Unfortunately, Herzog's film soon became mired in well-documented financial and eventually production difficulties. While he wrestled with the Peruvian government, among many other roadblocks, Mick Jagger ultimately pulled out of the movie to prepare for a world tour with the Rolling Stones. Robards, meanwhile, became ill halfway through shooting "Fitzcarraldo." When Robards' doctors wouldn't sign off on his return to the set, Herzog replaced his star with the reliably unreliable Kinski. Meanwhile, Jagger's part was completely removed from the script. 

The director, during an interview with Germany's The Local, admitted that he regretted Jagger's choice to leave the project. "Jagger is a tragic gap in the history of film," he said. "He hasn't been praised enough as someone who could have been a great actor." But perhaps Jagger was lucky to get out when he did.

The shoot for Fitzcarraldo was notoriously tough

In a way, Jagger was fortunate: not only was the shoot for "Fitzcarraldo" legendarily miserable, it was one of the most difficult in cinema history.
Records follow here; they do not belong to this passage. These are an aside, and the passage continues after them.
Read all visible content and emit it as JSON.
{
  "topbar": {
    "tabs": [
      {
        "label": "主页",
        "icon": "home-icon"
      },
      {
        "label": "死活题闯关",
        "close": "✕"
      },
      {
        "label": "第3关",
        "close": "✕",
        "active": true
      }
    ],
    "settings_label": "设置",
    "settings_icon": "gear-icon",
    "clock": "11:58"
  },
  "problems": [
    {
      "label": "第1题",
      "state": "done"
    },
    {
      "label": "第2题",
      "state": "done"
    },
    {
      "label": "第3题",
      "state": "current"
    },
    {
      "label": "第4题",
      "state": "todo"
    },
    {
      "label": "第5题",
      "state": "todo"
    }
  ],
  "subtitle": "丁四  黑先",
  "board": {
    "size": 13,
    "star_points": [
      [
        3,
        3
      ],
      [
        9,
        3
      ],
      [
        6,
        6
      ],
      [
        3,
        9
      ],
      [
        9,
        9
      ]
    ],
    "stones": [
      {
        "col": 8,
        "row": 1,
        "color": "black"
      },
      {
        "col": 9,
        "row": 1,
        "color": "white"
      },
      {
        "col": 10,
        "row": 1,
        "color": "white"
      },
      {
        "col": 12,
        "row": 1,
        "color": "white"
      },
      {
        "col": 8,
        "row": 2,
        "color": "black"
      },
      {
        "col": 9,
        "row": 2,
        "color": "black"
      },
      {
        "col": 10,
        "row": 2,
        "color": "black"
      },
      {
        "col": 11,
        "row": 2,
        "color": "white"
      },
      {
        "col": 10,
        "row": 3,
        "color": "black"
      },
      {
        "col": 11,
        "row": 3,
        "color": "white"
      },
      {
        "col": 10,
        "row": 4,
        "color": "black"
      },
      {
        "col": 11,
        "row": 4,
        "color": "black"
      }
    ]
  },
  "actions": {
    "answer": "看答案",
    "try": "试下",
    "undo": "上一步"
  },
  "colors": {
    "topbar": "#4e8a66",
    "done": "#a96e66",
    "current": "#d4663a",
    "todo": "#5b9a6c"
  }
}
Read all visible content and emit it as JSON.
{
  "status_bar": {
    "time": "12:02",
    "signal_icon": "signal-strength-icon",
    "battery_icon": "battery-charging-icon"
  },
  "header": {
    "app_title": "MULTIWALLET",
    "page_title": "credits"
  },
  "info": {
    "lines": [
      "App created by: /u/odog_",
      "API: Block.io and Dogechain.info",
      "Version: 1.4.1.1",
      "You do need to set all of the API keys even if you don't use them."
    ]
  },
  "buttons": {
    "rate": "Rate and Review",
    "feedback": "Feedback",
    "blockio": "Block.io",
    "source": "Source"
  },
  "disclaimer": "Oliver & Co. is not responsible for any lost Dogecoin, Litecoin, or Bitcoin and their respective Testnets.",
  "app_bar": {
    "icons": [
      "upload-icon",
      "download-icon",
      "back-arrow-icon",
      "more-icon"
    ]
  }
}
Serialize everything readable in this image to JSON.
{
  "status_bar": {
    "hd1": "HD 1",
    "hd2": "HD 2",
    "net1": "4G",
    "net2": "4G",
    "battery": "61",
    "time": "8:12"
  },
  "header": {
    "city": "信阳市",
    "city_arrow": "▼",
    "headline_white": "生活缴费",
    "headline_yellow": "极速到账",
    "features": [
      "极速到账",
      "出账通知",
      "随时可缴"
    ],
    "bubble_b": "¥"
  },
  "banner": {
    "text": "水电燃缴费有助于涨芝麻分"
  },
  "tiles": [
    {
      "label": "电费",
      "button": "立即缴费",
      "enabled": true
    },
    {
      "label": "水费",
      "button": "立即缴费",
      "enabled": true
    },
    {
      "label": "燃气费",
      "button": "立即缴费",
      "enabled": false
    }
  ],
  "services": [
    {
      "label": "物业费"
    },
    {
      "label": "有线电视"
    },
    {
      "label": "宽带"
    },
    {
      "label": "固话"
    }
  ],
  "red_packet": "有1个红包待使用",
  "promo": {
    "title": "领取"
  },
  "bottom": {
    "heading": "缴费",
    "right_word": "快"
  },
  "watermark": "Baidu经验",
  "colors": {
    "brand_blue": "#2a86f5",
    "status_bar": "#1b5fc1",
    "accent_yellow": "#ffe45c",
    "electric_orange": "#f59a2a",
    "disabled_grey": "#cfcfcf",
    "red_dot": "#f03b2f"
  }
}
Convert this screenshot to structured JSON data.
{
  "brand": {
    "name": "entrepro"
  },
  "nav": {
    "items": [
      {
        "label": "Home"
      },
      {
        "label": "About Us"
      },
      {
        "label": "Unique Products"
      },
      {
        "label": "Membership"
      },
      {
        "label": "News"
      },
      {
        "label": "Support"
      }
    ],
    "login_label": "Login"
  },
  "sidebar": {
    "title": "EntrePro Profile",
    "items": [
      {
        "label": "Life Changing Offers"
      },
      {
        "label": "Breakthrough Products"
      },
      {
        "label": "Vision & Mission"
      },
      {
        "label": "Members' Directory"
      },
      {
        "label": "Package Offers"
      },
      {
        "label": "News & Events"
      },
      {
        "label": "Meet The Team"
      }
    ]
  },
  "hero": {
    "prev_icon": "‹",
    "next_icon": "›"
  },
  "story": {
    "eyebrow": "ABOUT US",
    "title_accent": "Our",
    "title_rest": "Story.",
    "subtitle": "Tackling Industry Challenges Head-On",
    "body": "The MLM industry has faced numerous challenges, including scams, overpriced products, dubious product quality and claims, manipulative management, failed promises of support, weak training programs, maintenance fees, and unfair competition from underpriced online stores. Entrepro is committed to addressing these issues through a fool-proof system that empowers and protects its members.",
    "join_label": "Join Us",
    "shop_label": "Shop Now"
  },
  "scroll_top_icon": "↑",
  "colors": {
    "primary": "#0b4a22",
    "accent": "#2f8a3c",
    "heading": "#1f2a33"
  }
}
The film and its arduous birthing pangs were so notorious that they were captured in a documentary, "Burden of Dreams." The film chronicled Werner Herzog's quest to, among other things, actually haul Fitzcarraldo's 320-ton steamship manually up a steep hill. Understandably, the shoot wore on the spirit and bodies of the cast, crew and director alike.

Klaus Kinski and Herzog fought throughout the production, to the point where the chief of the Machiguenga tribe — who were assisting the production on location — clandestinely asked Herzog if he wanted Kinski killed. Herzog said no — because he needed Kinski alive to get his final shots in. This alleged possible on-set crime helped to cement Herzog as one of the most controversial directors of all time. But in the end, most of the crew made their way up out of the jungle uninjured and alive — a triumph that produced a now-classic film that still stirs the spirit to this day.